THE TASK ->
The required output is every record, reproduced exactly.

Stored data entries:
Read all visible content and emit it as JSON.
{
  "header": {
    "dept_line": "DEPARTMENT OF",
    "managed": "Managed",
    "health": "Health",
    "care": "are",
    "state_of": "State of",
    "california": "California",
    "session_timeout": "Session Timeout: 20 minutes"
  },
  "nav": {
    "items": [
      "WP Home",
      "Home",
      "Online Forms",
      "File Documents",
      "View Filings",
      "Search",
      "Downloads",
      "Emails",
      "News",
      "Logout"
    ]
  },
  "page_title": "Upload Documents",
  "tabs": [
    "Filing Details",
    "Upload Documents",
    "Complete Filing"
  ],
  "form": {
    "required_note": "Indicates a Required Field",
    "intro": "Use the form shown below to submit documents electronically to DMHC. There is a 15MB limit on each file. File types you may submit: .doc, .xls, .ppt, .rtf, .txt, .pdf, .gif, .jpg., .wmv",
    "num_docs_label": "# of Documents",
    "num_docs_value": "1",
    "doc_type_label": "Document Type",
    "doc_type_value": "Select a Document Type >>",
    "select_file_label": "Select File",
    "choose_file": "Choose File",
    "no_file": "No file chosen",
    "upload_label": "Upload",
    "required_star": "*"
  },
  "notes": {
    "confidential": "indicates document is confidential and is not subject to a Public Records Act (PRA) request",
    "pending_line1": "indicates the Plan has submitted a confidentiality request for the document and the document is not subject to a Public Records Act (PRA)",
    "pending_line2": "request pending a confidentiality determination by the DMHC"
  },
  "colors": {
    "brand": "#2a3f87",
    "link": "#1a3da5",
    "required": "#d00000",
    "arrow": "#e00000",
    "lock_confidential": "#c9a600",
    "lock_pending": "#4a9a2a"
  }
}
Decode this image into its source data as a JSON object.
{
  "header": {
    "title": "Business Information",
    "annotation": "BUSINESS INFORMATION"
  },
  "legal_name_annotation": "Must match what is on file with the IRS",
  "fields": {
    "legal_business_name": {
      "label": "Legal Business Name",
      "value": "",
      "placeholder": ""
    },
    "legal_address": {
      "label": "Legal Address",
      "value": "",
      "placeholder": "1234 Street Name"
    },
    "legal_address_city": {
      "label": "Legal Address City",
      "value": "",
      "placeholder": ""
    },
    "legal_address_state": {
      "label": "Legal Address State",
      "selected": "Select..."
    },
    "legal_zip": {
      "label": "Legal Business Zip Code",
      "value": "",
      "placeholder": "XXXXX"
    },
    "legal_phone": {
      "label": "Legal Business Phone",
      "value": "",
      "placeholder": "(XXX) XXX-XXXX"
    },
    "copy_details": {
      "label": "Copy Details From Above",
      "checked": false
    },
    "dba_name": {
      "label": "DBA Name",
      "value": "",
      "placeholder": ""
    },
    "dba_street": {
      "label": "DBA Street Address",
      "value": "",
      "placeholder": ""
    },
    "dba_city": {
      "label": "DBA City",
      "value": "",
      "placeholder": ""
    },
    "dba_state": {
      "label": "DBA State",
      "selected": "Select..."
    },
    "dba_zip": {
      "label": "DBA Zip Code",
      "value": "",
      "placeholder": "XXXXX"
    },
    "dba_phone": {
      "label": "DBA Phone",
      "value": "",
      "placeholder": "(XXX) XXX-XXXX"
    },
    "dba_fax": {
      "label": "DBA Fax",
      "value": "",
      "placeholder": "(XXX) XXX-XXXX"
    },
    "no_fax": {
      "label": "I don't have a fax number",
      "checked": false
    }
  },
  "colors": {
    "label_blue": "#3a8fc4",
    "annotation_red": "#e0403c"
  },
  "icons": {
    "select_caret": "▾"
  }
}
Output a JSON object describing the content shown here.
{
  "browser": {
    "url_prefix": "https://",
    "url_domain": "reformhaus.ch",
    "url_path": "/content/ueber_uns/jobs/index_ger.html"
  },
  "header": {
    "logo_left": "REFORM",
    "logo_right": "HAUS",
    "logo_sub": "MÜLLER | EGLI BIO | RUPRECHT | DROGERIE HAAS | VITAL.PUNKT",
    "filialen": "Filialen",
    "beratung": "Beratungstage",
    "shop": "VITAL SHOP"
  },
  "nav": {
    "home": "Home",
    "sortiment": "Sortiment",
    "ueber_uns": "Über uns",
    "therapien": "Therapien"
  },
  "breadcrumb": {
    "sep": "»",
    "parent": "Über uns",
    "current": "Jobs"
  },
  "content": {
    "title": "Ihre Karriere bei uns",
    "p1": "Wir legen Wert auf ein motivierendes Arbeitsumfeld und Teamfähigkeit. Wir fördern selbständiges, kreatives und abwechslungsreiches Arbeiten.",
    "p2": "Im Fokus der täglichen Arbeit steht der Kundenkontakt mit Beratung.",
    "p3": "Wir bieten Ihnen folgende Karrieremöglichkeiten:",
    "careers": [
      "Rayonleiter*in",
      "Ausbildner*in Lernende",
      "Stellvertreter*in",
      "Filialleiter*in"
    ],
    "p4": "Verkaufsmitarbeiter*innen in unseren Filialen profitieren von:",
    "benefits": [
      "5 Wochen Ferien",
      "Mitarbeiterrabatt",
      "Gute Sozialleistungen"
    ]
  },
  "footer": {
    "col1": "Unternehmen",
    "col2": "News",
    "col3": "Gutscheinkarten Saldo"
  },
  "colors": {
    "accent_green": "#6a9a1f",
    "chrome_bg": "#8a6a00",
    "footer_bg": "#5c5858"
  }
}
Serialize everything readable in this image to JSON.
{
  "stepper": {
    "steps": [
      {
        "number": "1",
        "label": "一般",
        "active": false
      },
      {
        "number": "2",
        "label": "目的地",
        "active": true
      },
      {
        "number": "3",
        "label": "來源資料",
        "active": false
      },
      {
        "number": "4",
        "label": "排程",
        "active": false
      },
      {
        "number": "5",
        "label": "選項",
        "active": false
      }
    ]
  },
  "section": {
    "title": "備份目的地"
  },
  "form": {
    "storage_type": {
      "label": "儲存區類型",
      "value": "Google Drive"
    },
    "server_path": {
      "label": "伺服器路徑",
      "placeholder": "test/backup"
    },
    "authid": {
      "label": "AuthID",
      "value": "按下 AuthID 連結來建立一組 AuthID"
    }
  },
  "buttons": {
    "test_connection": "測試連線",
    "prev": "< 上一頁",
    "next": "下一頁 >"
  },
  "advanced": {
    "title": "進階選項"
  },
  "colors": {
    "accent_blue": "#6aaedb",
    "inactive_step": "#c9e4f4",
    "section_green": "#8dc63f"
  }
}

RESULT ->
Read all visible content and emit it as JSON.
{
  "header": {
    "dept_line": "DEPARTMENT OF",
    "managed": "Managed",
    "health": "Health",
    "care": "are",
    "state_of": "State of",
    "california": "California",
    "session_timeout": "Session Timeout: 20 minutes"
  },
  "nav": {
    "items": [
      "WP Home",
      "Home",
      "Online Forms",
      "File Documents",
      "View Filings",
      "Search",
      "Downloads",
      "Emails",
      "News",
      "Logout"
    ]
  },
  "page_title": "Upload Documents",
  "tabs": [
    "Filing Details",
    "Upload Documents",
    "Complete Filing"
  ],
  "form": {
    "required_note": "Indicates a Required Field",
    "intro": "Use the form shown below to submit documents electronically to DMHC. There is a 15MB limit on each file. File types you may submit: .doc, .xls, .ppt, .rtf, .txt, .pdf, .gif, .jpg., .wmv",
    "num_docs_label": "# of Documents",
    "num_docs_value": "1",
    "doc_type_label": "Document Type",
    "doc_type_value": "Select a Document Type >>",
    "select_file_label": "Select File",
    "choose_file": "Choose File",
    "no_file": "No file chosen",
    "upload_label": "Upload",
    "required_star": "*"
  },
  "notes": {
    "confidential": "indicates document is confidential and is not subject to a Public Records Act (PRA) request",
    "pending_line1": "indicates the Plan has submitted a confidentiality request for the document and the document is not subject to a Public Records Act (PRA)",
    "pending_line2": "request pending a confidentiality determination by the DMHC"
  },
  "colors": {
    "brand": "#2a3f87",
    "link": "#1a3da5",
    "required": "#d00000",
    "arrow": "#e00000",
    "lock_confidential": "#c9a600",
    "lock_pending": "#4a9a2a"
  }
}
Decode this image into its source data as a JSON object.
{
  "header": {
    "title": "Business Information",
    "annotation": "BUSINESS INFORMATION"
  },
  "legal_name_annotation": "Must match what is on file with the IRS",
  "fields": {
    "legal_business_name": {
      "label": "Legal Business Name",
      "value": "",
      "placeholder": ""
    },
    "legal_address": {
      "label": "Legal Address",
      "value": "",
      "placeholder": "1234 Street Name"
    },
    "legal_address_city": {
      "label": "Legal Address City",
      "value": "",
      "placeholder": ""
    },
    "legal_address_state": {
      "label": "Legal Address State",
      "selected": "Select..."
    },
    "legal_zip": {
      "label": "Legal Business Zip Code",
      "value": "",
      "placeholder": "XXXXX"
    },
    "legal_phone": {
      "label": "Legal Business Phone",
      "value": "",
      "placeholder": "(XXX) XXX-XXXX"
    },
    "copy_details": {
      "label": "Copy Details From Above",
      "checked": false
    },
    "dba_name": {
      "label": "DBA Name",
      "value": "",
      "placeholder": ""
    },
    "dba_street": {
      "label": "DBA Street Address",
      "value": "",
      "placeholder": ""
    },
    "dba_city": {
      "label": "DBA City",
      "value": "",
      "placeholder": ""
    },
    "dba_state": {
      "label": "DBA State",
      "selected": "Select..."
    },
    "dba_zip": {
      "label": "DBA Zip Code",
      "value": "",
      "placeholder": "XXXXX"
    },
    "dba_phone": {
      "label": "DBA Phone",
      "value": "",
      "placeholder": "(XXX) XXX-XXXX"
    },
    "dba_fax": {
      "label": "DBA Fax",
      "value": "",
      "placeholder": "(XXX) XXX-XXXX"
    },
    "no_fax": {
      "label": "I don't have a fax number",
      "checked": false
    }
  },
  "colors": {
    "label_blue": "#3a8fc4",
    "annotation_red": "#e0403c"
  },
  "icons": {
    "select_caret": "▾"
  }
}
Output a JSON object describing the content shown here.
{
  "browser": {
    "url_prefix": "https://",
    "url_domain": "reformhaus.ch",
    "url_path": "/content/ueber_uns/jobs/index_ger.html"
  },
  "header": {
    "logo_left": "REFORM",
    "logo_right": "HAUS",
    "logo_sub": "MÜLLER | EGLI BIO | RUPRECHT | DROGERIE HAAS | VITAL.PUNKT",
    "filialen": "Filialen",
    "beratung": "Beratungstage",
    "shop": "VITAL SHOP"
  },
  "nav": {
    "home": "Home",
    "sortiment": "Sortiment",
    "ueber_uns": "Über uns",
    "therapien": "Therapien"
  },
  "breadcrumb": {
    "sep": "»",
    "parent": "Über uns",
    "current": "Jobs"
  },
  "content": {
    "title": "Ihre Karriere bei uns",
    "p1": "Wir legen Wert auf ein motivierendes Arbeitsumfeld und Teamfähigkeit. Wir fördern selbständiges, kreatives und abwechslungsreiches Arbeiten.",
    "p2": "Im Fokus der täglichen Arbeit steht der Kundenkontakt mit Beratung.",
    "p3": "Wir bieten Ihnen folgende Karrieremöglichkeiten:",
    "careers": [
      "Rayonleiter*in",
      "Ausbildner*in Lernende",
      "Stellvertreter*in",
      "Filialleiter*in"
    ],
    "p4": "Verkaufsmitarbeiter*innen in unseren Filialen profitieren von:",
    "benefits": [
      "5 Wochen Ferien",
      "Mitarbeiterrabatt",
      "Gute Sozialleistungen"
    ]
  },
  "footer": {
    "col1": "Unternehmen",
    "col2": "News",
    "col3": "Gutscheinkarten Saldo"
  },
  "colors": {
    "accent_green": "#6a9a1f",
    "chrome_bg": "#8a6a00",
    "footer_bg": "#5c5858"
  }
}
Serialize everything readable in this image to JSON.
{
  "stepper": {
    "steps": [
      {
        "number": "1",
        "label": "一般",
        "active": false
      },
      {
        "number": "2",
        "label": "目的地",
        "active": true
      },
      {
        "number": "3",
        "label": "來源資料",
        "active": false
      },
      {
        "number": "4",
        "label": "排程",
        "active": false
      },
      {
        "number": "5",
        "label": "選項",
        "active": false
      }
    ]
  },
  "section": {
    "title": "備份目的地"
  },
  "form": {
    "storage_type": {
      "label": "儲存區類型",
      "value": "Google Drive"
    },
    "server_path": {
      "label": "伺服器路徑",
      "placeholder": "test/backup"
    },
    "authid": {
      "label": "AuthID",
      "value": "按下 AuthID 連結來建立一組 AuthID"
    }
  },
  "buttons": {
    "test_connection": "測試連線",
    "prev": "< 上一頁",
    "next": "下一頁 >"
  },
  "advanced": {
    "title": "進階選項"
  },
  "colors": {
    "accent_blue": "#6aaedb",
    "inactive_step": "#c9e4f4",
    "section_green": "#8dc63f"
  }
}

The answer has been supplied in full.